(Data records)
= Beginning of Section =

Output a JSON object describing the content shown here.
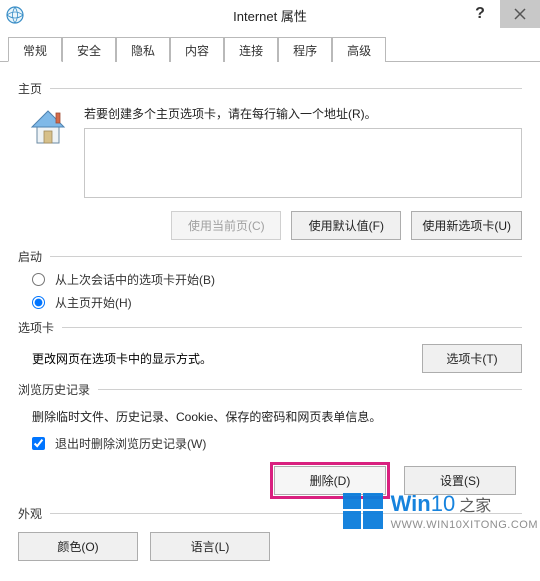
{
  "titlebar": {
    "title": "Internet 属性"
  },
  "tabs": {
    "items": [
      {
        "label": "常规",
        "active": true
      },
      {
        "label": "安全"
      },
      {
        "label": "隐私"
      },
      {
        "label": "内容"
      },
      {
        "label": "连接"
      },
      {
        "label": "程序"
      },
      {
        "label": "高级"
      }
    ]
  },
  "homepage": {
    "heading": "主页",
    "hint": "若要创建多个主页选项卡，请在每行输入一个地址(R)。",
    "textarea_value": "",
    "buttons": {
      "use_current": "使用当前页(C)",
      "use_default": "使用默认值(F)",
      "use_newtab": "使用新选项卡(U)"
    }
  },
  "startup": {
    "heading": "启动",
    "option_lastsession": "从上次会话中的选项卡开始(B)",
    "option_homepage": "从主页开始(H)",
    "selected": "homepage"
  },
  "tabs_section": {
    "heading": "选项卡",
    "desc": "更改网页在选项卡中的显示方式。",
    "button": "选项卡(T)"
  },
  "history": {
    "heading": "浏览历史记录",
    "desc": "删除临时文件、历史记录、Cookie、保存的密码和网页表单信息。",
    "checkbox": "退出时删除浏览历史记录(W)",
    "checkbox_checked": true,
    "buttons": {
      "delete": "删除(D)",
      "settings": "设置(S)"
    }
  },
  "appearance": {
    "heading": "外观",
    "buttons": {
      "colors": "颜色(O)",
      "languages": "语言(L)"
    }
  },
  "watermark": {
    "brand1": "Win",
    "brand2": "10",
    "brand3": "之家",
    "url": "WWW.WIN10XITONG.COM"
  }
}
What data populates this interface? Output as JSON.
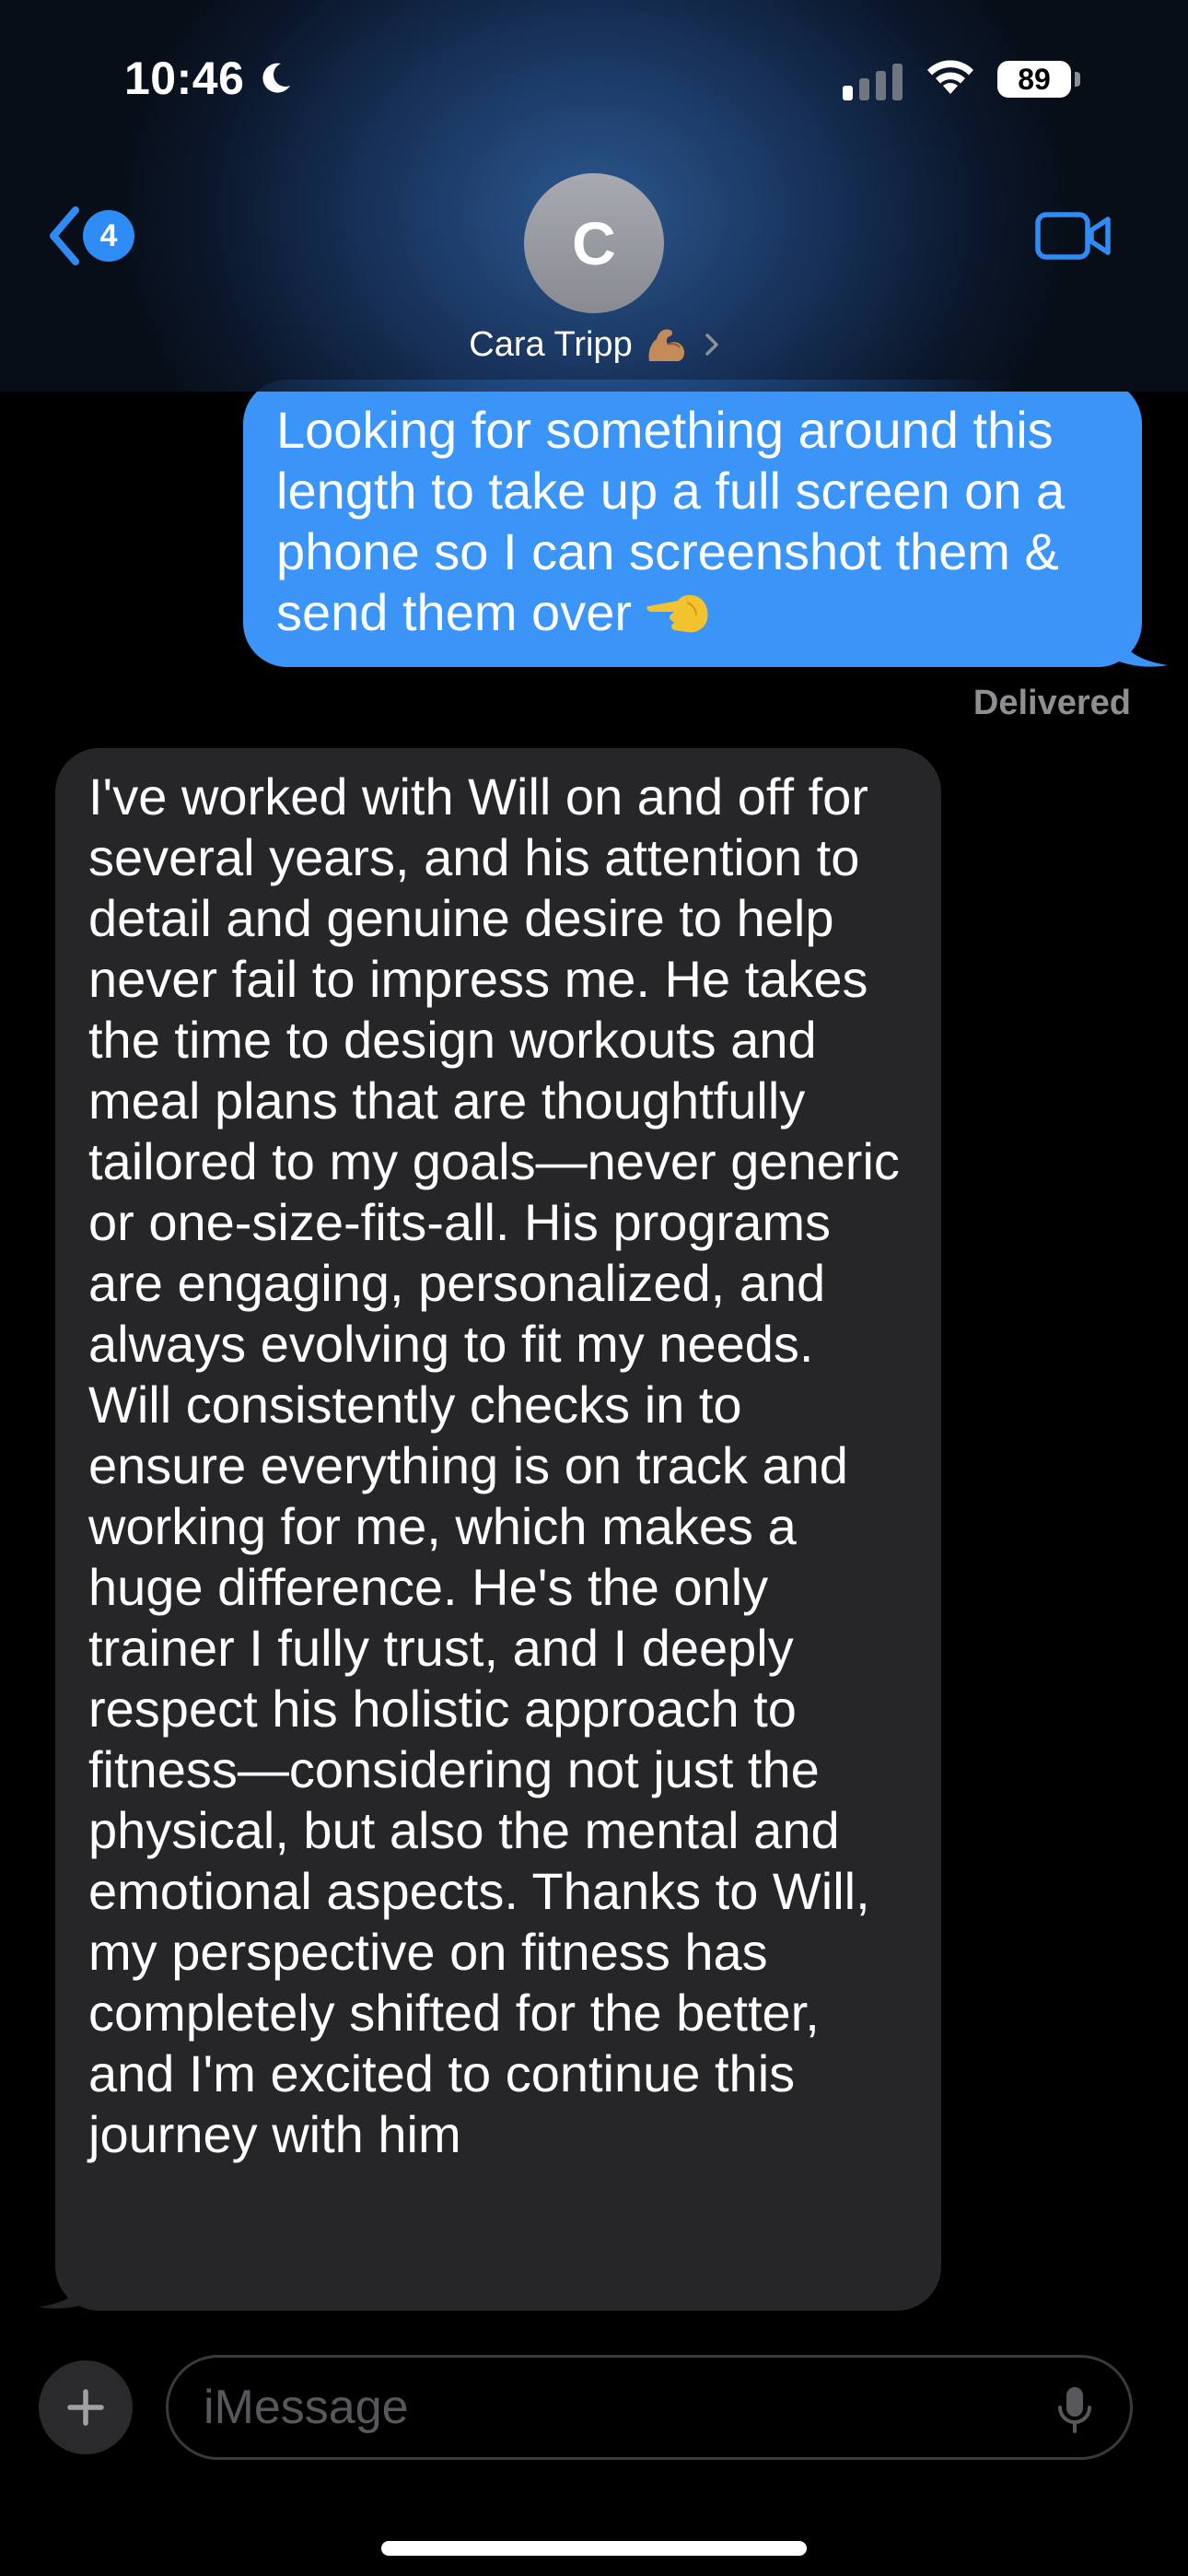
{
  "status_bar": {
    "time": "10:46",
    "focus_icon": "moon-icon",
    "battery_percent": "89",
    "signal_bars_active": 1,
    "signal_bars_total": 4
  },
  "header": {
    "back_badge_count": "4",
    "avatar_initial": "C",
    "contact_name": "Cara Tripp",
    "contact_emoji_icon": "flexed-biceps-icon",
    "video_icon": "video-camera-icon",
    "accent_color": "#2f8cf5"
  },
  "messages": {
    "outgoing": {
      "text": "Looking for something around this length to take up a full screen on a phone so I can screenshot them & send them over",
      "emoji_icon": "pointing-left-hand-icon",
      "status": "Delivered",
      "bubble_color": "#3b94f7"
    },
    "incoming": {
      "text": "I've worked with Will on and off for several years, and his attention to detail and genuine desire to help never fail to impress me. He takes the time to design workouts and meal plans that are thoughtfully tailored to my goals—never generic or one-size-fits-all. His programs are engaging, personalized, and always evolving to fit my needs. Will consistently checks in to ensure everything is on track and working for me, which makes a huge difference. He's the only trainer I fully trust, and I deeply respect his holistic approach to fitness—considering not just the physical, but also the mental and emotional aspects. Thanks to Will, my perspective on fitness has completely shifted for the better, and I'm excited to continue this journey with him",
      "bubble_color": "#262629"
    }
  },
  "composer": {
    "placeholder": "iMessage",
    "value": "",
    "plus_icon": "plus-icon",
    "mic_icon": "microphone-icon"
  }
}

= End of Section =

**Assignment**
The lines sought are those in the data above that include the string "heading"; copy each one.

**Written solution**
    "heading": "主页",
    "heading": "启动",
    "heading": "选项卡",
    "heading": "浏览历史记录",
    "heading": "外观",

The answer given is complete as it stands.